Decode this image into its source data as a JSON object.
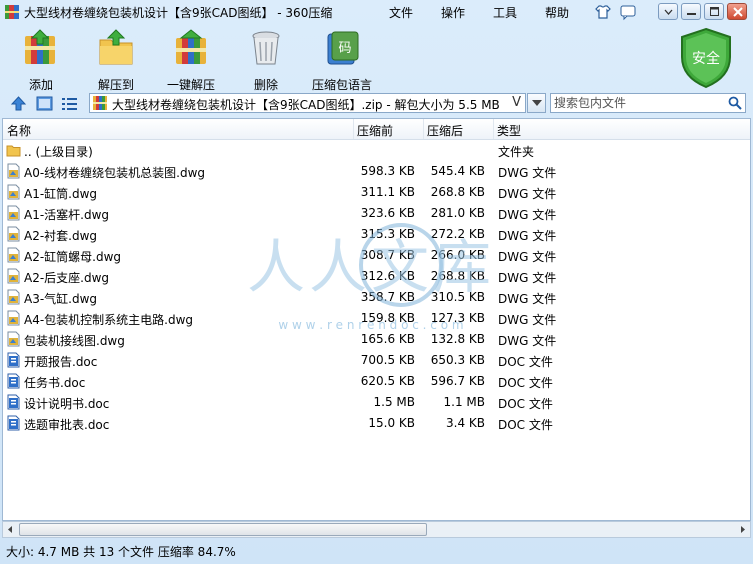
{
  "window": {
    "title": "大型线材卷缠绕包装机设计【含9张CAD图纸】 - 360压缩"
  },
  "menu": [
    "文件",
    "操作",
    "工具",
    "帮助"
  ],
  "toolbar": [
    {
      "label": "添加",
      "icon": "add-archive-icon"
    },
    {
      "label": "解压到",
      "icon": "extract-to-icon"
    },
    {
      "label": "一键解压",
      "icon": "one-click-extract-icon"
    },
    {
      "label": "删除",
      "icon": "trash-icon"
    },
    {
      "label": "压缩包语言",
      "icon": "archive-language-icon"
    }
  ],
  "safe_badge": "安全",
  "address": {
    "path": "大型线材卷缠绕包装机设计【含9张CAD图纸】.zip - 解包大小为 5.5 MB",
    "dropdown_glyph": "V",
    "search_placeholder": "搜索包内文件"
  },
  "columns": {
    "name": "名称",
    "compressed": "压缩前",
    "original": "压缩后",
    "type": "类型"
  },
  "files": [
    {
      "name": ".. (上级目录)",
      "before": "",
      "after": "",
      "type": "文件夹",
      "kind": "folder"
    },
    {
      "name": "A0-线材卷缠绕包装机总装图.dwg",
      "before": "598.3 KB",
      "after": "545.4 KB",
      "type": "DWG 文件",
      "kind": "dwg"
    },
    {
      "name": "A1-缸筒.dwg",
      "before": "311.1 KB",
      "after": "268.8 KB",
      "type": "DWG 文件",
      "kind": "dwg"
    },
    {
      "name": "A1-活塞杆.dwg",
      "before": "323.6 KB",
      "after": "281.0 KB",
      "type": "DWG 文件",
      "kind": "dwg"
    },
    {
      "name": "A2-衬套.dwg",
      "before": "315.3 KB",
      "after": "272.2 KB",
      "type": "DWG 文件",
      "kind": "dwg"
    },
    {
      "name": "A2-缸筒螺母.dwg",
      "before": "308.7 KB",
      "after": "266.0 KB",
      "type": "DWG 文件",
      "kind": "dwg"
    },
    {
      "name": "A2-后支座.dwg",
      "before": "312.6 KB",
      "after": "268.8 KB",
      "type": "DWG 文件",
      "kind": "dwg"
    },
    {
      "name": "A3-气缸.dwg",
      "before": "358.7 KB",
      "after": "310.5 KB",
      "type": "DWG 文件",
      "kind": "dwg"
    },
    {
      "name": "A4-包装机控制系统主电路.dwg",
      "before": "159.8 KB",
      "after": "127.3 KB",
      "type": "DWG 文件",
      "kind": "dwg"
    },
    {
      "name": "包装机接线图.dwg",
      "before": "165.6 KB",
      "after": "132.8 KB",
      "type": "DWG 文件",
      "kind": "dwg"
    },
    {
      "name": "开题报告.doc",
      "before": "700.5 KB",
      "after": "650.3 KB",
      "type": "DOC 文件",
      "kind": "doc"
    },
    {
      "name": "任务书.doc",
      "before": "620.5 KB",
      "after": "596.7 KB",
      "type": "DOC 文件",
      "kind": "doc"
    },
    {
      "name": "设计说明书.doc",
      "before": "1.5 MB",
      "after": "1.1 MB",
      "type": "DOC 文件",
      "kind": "doc"
    },
    {
      "name": "选题审批表.doc",
      "before": "15.0 KB",
      "after": "3.4 KB",
      "type": "DOC 文件",
      "kind": "doc"
    }
  ],
  "watermark": {
    "text": "人人文库",
    "url": "w w w . r e n r e n d o c . c o m"
  },
  "status": "大小: 4.7 MB 共 13 个文件 压缩率 84.7%"
}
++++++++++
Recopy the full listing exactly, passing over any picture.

**Reply to the exercise:**
Decode this image into its source data as a JSON object.
{
  "window": {
    "title": "大型线材卷缠绕包装机设计【含9张CAD图纸】 - 360压缩"
  },
  "menu": [
    "文件",
    "操作",
    "工具",
    "帮助"
  ],
  "toolbar": [
    {
      "label": "添加",
      "icon": "add-archive-icon"
    },
    {
      "label": "解压到",
      "icon": "extract-to-icon"
    },
    {
      "label": "一键解压",
      "icon": "one-click-extract-icon"
    },
    {
      "label": "删除",
      "icon": "trash-icon"
    },
    {
      "label": "压缩包语言",
      "icon": "archive-language-icon"
    }
  ],
  "safe_badge": "安全",
  "address": {
    "path": "大型线材卷缠绕包装机设计【含9张CAD图纸】.zip - 解包大小为 5.5 MB",
    "dropdown_glyph": "V",
    "search_placeholder": "搜索包内文件"
  },
  "columns": {
    "name": "名称",
    "compressed": "压缩前",
    "original": "压缩后",
    "type": "类型"
  },
  "files": [
    {
      "name": ".. (上级目录)",
      "before": "",
      "after": "",
      "type": "文件夹",
      "kind": "folder"
    },
    {
      "name": "A0-线材卷缠绕包装机总装图.dwg",
      "before": "598.3 KB",
      "after": "545.4 KB",
      "type": "DWG 文件",
      "kind": "dwg"
    },
    {
      "name": "A1-缸筒.dwg",
      "before": "311.1 KB",
      "after": "268.8 KB",
      "type": "DWG 文件",
      "kind": "dwg"
    },
    {
      "name": "A1-活塞杆.dwg",
      "before": "323.6 KB",
      "after": "281.0 KB",
      "type": "DWG 文件",
      "kind": "dwg"
    },
    {
      "name": "A2-衬套.dwg",
      "before": "315.3 KB",
      "after": "272.2 KB",
      "type": "DWG 文件",
      "kind": "dwg"
    },
    {
      "name": "A2-缸筒螺母.dwg",
      "before": "308.7 KB",
      "after": "266.0 KB",
      "type": "DWG 文件",
      "kind": "dwg"
    },
    {
      "name": "A2-后支座.dwg",
      "before": "312.6 KB",
      "after": "268.8 KB",
      "type": "DWG 文件",
      "kind": "dwg"
    },
    {
      "name": "A3-气缸.dwg",
      "before": "358.7 KB",
      "after": "310.5 KB",
      "type": "DWG 文件",
      "kind": "dwg"
    },
    {
      "name": "A4-包装机控制系统主电路.dwg",
      "before": "159.8 KB",
      "after": "127.3 KB",
      "type": "DWG 文件",
      "kind": "dwg"
    },
    {
      "name": "包装机接线图.dwg",
      "before": "165.6 KB",
      "after": "132.8 KB",
      "type": "DWG 文件",
      "kind": "dwg"
    },
    {
      "name": "开题报告.doc",
      "before": "700.5 KB",
      "after": "650.3 KB",
      "type": "DOC 文件",
      "kind": "doc"
    },
    {
      "name": "任务书.doc",
      "before": "620.5 KB",
      "after": "596.7 KB",
      "type": "DOC 文件",
      "kind": "doc"
    },
    {
      "name": "设计说明书.doc",
      "before": "1.5 MB",
      "after": "1.1 MB",
      "type": "DOC 文件",
      "kind": "doc"
    },
    {
      "name": "选题审批表.doc",
      "before": "15.0 KB",
      "after": "3.4 KB",
      "type": "DOC 文件",
      "kind": "doc"
    }
  ],
  "watermark": {
    "text": "人人文库",
    "url": "w w w . r e n r e n d o c . c o m"
  },
  "status": "大小: 4.7 MB 共 13 个文件 压缩率 84.7%"
}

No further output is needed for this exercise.